Here is the official announcement of the volunteer program:
On Jun 11, 2012, at 3:40 PM, Fontana, Joseph J wrote:
The BLM is seeking volunteers to help with resource monitoring projects in wild horse and burro herd management areas.
For Immediate Release: June 11, 2012 CA-N-12-70
Contact: Jeff Fontana (530) 252-5332 (firstname.lastname@example.org)
BLM Announces Volunteer Opportunities in Wild Horse Country
Volunteers are needed to assist the Bureau of Land Management with rangeland health monitoring on northeast California and northwest Nevada public lands that provide habitat for wild horses and burros. The project will run two to three months this summer in the Twin Peaks Herd Management Area northeast of Susanville, Calif. and the Nut Mountain and High Rock Herd Management Areas east of Cedarville, Calif.
Interested volunteers can apply by filling out the online volunteer application at http://www.volunteer.gov and emailing a resume with two references to email@example.com. The complete job description can be found by using the keywords Twin Peaks on the volunteer.gov website.
Volunteers will develop landscape descriptions; take photographs, record geographic information system data, measure grazing use of various plants and record information on condition of streamside areas, also known as riparian areas.
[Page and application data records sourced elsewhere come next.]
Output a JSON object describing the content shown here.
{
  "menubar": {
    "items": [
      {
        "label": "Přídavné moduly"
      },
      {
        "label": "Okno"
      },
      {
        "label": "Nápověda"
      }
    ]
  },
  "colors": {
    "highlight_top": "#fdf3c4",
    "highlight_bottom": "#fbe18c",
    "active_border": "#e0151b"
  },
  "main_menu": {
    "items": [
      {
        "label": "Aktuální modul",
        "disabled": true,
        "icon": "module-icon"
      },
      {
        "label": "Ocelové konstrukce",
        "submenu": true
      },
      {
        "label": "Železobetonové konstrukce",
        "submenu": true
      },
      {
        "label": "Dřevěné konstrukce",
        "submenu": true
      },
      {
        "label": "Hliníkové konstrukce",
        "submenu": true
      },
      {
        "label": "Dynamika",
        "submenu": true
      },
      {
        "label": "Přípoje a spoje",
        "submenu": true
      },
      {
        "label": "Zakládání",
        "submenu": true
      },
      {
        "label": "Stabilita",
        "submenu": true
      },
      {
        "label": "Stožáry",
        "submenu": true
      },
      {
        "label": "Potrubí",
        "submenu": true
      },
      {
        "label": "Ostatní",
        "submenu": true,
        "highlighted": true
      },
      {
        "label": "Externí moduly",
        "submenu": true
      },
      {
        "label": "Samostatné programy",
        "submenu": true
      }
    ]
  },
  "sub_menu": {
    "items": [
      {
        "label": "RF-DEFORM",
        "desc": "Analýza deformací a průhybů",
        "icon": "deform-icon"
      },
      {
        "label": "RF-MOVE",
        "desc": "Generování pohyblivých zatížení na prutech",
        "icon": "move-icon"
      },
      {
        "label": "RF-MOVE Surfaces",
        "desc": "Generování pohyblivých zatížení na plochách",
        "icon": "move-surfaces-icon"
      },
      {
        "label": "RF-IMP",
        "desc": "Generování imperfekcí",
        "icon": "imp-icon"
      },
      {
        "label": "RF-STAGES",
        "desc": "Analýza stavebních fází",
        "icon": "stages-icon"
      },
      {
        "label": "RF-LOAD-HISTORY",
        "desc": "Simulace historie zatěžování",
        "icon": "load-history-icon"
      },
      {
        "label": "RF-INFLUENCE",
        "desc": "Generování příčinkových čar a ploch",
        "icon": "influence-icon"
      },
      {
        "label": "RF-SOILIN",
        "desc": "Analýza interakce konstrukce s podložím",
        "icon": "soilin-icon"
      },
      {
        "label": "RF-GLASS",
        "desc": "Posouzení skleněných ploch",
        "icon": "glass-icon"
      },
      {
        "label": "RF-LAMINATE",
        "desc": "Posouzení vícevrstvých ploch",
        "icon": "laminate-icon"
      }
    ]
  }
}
Some techniques will require skill and proficiency in scientific methods, while other tasks will require lesser degrees of skill. All volunteers should have experience working in rugged and remote backcountry conditions, and could have to hike several miles to reach some monitoring areas. Map reading skills are important.
“This monitoring work is important because riparian areas are critically important to wild horses and burros and to other range users,” said BLM Northern California District Manager Nancy Haug. “We need to collect information about conditions and trends in these areas, which are the most productive, diverse and sensitive on public lands. The volunteer work will assist the BLM in expanding the number of monitoring sites in our herd management areas, thus increasing our knowledge about conditions.”
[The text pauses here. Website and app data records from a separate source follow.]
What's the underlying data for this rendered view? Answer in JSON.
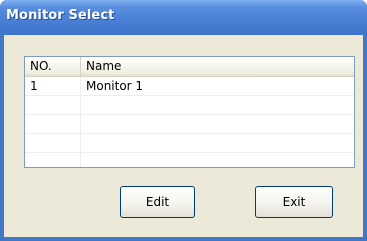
{
  "window": {
    "title": "Monitor Select"
  },
  "list": {
    "columns": [
      "NO.",
      "Name"
    ],
    "rows": [
      {
        "no": "1",
        "name": "Monitor 1"
      },
      {
        "no": "",
        "name": ""
      },
      {
        "no": "",
        "name": ""
      },
      {
        "no": "",
        "name": ""
      },
      {
        "no": "",
        "name": ""
      }
    ]
  },
  "buttons": {
    "edit_label": "Edit",
    "exit_label": "Exit"
  },
  "colors": {
    "titlebar": "#4a80d6",
    "client_background": "#ece9d8",
    "button_border": "#003c74"
  }
}
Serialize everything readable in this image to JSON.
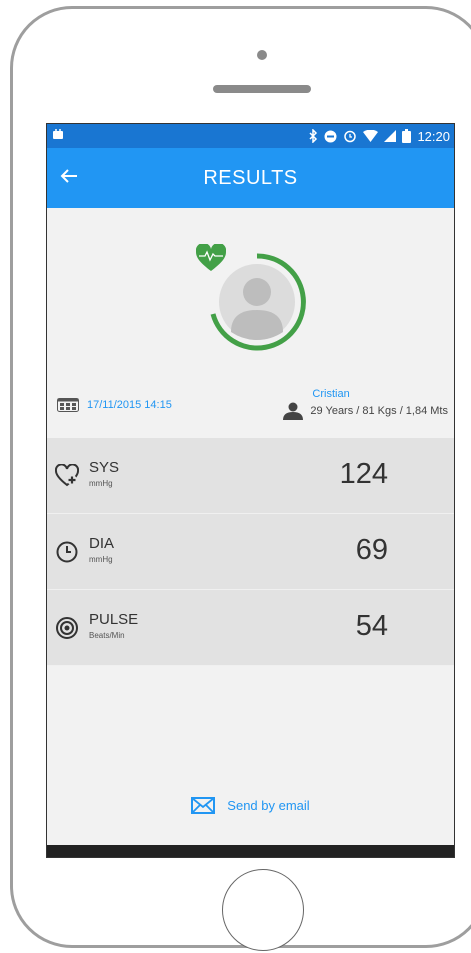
{
  "status_bar": {
    "time": "12:20"
  },
  "app_bar": {
    "title": "RESULTS"
  },
  "measurement": {
    "date": "17/11/2015 14:15"
  },
  "user": {
    "name": "Cristian",
    "details": "29 Years / 81 Kgs / 1,84 Mts"
  },
  "readings": [
    {
      "label": "SYS",
      "unit": "mmHg",
      "value": "124",
      "icon": "heart-plus-icon"
    },
    {
      "label": "DIA",
      "unit": "mmHg",
      "value": "69",
      "icon": "clock-icon"
    },
    {
      "label": "PULSE",
      "unit": "Beats/Min",
      "value": "54",
      "icon": "target-icon"
    }
  ],
  "actions": {
    "email_label": "Send by email"
  },
  "colors": {
    "primary": "#2196f3",
    "primary_dark": "#1976d2",
    "accent_green": "#43a047",
    "row_bg": "#e2e2e2"
  }
}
Volunteers will need to provide their own high-clearance four-wheel-drive vehicles and must be capable of driving in rough terrain and adverse weather. There is no salary offered, but the BLM can reimburse for expenses including personal vehicle mileage.
More information is available by contacting Derek Wilson at the BLM Eagle Lake Field Office,
-BLM- Northern California District 355 Hemsted Drive Redding, CA 96002
Public Affairs Officer
BLM Northern California District
(530) 252-5332 (desk) (530) 260-0189 (cell)